(Aim of the task)
Start to finish, the listing must be rewritten exactly.
[Opening The data section]
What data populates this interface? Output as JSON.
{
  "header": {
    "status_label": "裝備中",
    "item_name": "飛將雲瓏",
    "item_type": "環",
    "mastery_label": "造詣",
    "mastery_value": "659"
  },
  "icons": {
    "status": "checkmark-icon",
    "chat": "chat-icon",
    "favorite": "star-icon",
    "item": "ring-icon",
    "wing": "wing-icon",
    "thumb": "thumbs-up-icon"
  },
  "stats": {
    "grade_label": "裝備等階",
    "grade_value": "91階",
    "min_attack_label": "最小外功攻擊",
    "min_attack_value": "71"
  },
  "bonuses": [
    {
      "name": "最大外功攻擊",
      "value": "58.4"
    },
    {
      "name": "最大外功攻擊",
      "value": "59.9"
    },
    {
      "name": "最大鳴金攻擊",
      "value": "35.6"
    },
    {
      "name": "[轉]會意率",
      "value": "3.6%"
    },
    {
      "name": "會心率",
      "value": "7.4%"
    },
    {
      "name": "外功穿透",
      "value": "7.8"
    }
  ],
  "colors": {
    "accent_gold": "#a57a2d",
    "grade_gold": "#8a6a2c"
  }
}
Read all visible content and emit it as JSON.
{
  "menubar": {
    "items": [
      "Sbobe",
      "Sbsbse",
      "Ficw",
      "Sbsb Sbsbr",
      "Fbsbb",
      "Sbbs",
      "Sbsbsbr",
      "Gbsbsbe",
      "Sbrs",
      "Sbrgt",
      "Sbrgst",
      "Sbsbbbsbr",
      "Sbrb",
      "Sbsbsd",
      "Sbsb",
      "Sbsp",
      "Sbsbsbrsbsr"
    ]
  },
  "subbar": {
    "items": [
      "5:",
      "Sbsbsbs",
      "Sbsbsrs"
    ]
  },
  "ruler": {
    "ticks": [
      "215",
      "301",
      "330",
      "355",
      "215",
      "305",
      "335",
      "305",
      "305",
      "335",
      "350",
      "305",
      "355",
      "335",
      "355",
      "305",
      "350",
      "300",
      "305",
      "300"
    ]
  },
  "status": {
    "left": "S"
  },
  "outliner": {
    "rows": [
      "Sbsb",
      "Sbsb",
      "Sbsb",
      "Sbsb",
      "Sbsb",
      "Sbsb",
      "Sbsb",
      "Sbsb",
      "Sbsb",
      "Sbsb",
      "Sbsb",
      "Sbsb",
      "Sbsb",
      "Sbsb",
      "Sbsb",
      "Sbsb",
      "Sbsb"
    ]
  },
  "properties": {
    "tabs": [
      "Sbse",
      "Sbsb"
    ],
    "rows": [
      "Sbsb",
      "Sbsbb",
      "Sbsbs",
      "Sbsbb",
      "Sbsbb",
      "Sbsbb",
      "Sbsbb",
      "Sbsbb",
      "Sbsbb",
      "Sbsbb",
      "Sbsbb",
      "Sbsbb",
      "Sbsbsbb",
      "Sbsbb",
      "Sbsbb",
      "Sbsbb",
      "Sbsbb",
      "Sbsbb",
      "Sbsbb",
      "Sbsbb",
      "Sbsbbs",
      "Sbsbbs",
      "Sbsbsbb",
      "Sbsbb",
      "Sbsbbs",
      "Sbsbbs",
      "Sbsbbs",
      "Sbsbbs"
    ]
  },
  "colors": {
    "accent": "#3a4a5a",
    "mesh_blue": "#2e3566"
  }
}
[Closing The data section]
(Exercise solution)
What data populates this interface? Output as JSON.
{
  "header": {
    "status_label": "裝備中",
    "item_name": "飛將雲瓏",
    "item_type": "環",
    "mastery_label": "造詣",
    "mastery_value": "659"
  },
  "icons": {
    "status": "checkmark-icon",
    "chat": "chat-icon",
    "favorite": "star-icon",
    "item": "ring-icon",
    "wing": "wing-icon",
    "thumb": "thumbs-up-icon"
  },
  "stats": {
    "grade_label": "裝備等階",
    "grade_value": "91階",
    "min_attack_label": "最小外功攻擊",
    "min_attack_value": "71"
  },
  "bonuses": [
    {
      "name": "最大外功攻擊",
      "value": "58.4"
    },
    {
      "name": "最大外功攻擊",
      "value": "59.9"
    },
    {
      "name": "最大鳴金攻擊",
      "value": "35.6"
    },
    {
      "name": "[轉]會意率",
      "value": "3.6%"
    },
    {
      "name": "會心率",
      "value": "7.4%"
    },
    {
      "name": "外功穿透",
      "value": "7.8"
    }
  ],
  "colors": {
    "accent_gold": "#a57a2d",
    "grade_gold": "#8a6a2c"
  }
}
Read all visible content and emit it as JSON.
{
  "menubar": {
    "items": [
      "Sbobe",
      "Sbsbse",
      "Ficw",
      "Sbsb Sbsbr",
      "Fbsbb",
      "Sbbs",
      "Sbsbsbr",
      "Gbsbsbe",
      "Sbrs",
      "Sbrgt",
      "Sbrgst",
      "Sbsbbbsbr",
      "Sbrb",
      "Sbsbsd",
      "Sbsb",
      "Sbsp",
      "Sbsbsbrsbsr"
    ]
  },
  "subbar": {
    "items": [
      "5:",
      "Sbsbsbs",
      "Sbsbsrs"
    ]
  },
  "ruler": {
    "ticks": [
      "215",
      "301",
      "330",
      "355",
      "215",
      "305",
      "335",
      "305",
      "305",
      "335",
      "350",
      "305",
      "355",
      "335",
      "355",
      "305",
      "350",
      "300",
      "305",
      "300"
    ]
  },
  "status": {
    "left": "S"
  },
  "outliner": {
    "rows": [
      "Sbsb",
      "Sbsb",
      "Sbsb",
      "Sbsb",
      "Sbsb",
      "Sbsb",
      "Sbsb",
      "Sbsb",
      "Sbsb",
      "Sbsb",
      "Sbsb",
      "Sbsb",
      "Sbsb",
      "Sbsb",
      "Sbsb",
      "Sbsb",
      "Sbsb"
    ]
  },
  "properties": {
    "tabs": [
      "Sbse",
      "Sbsb"
    ],
    "rows": [
      "Sbsb",
      "Sbsbb",
      "Sbsbs",
      "Sbsbb",
      "Sbsbb",
      "Sbsbb",
      "Sbsbb",
      "Sbsbb",
      "Sbsbb",
      "Sbsbb",
      "Sbsbb",
      "Sbsbb",
      "Sbsbsbb",
      "Sbsbb",
      "Sbsbb",
      "Sbsbb",
      "Sbsbb",
      "Sbsbb",
      "Sbsbb",
      "Sbsbb",
      "Sbsbbs",
      "Sbsbbs",
      "Sbsbsbb",
      "Sbsbb",
      "Sbsbbs",
      "Sbsbbs",
      "Sbsbbs",
      "Sbsbbs"
    ]
  },
  "colors": {
    "accent": "#3a4a5a",
    "mesh_blue": "#2e3566"
  }
}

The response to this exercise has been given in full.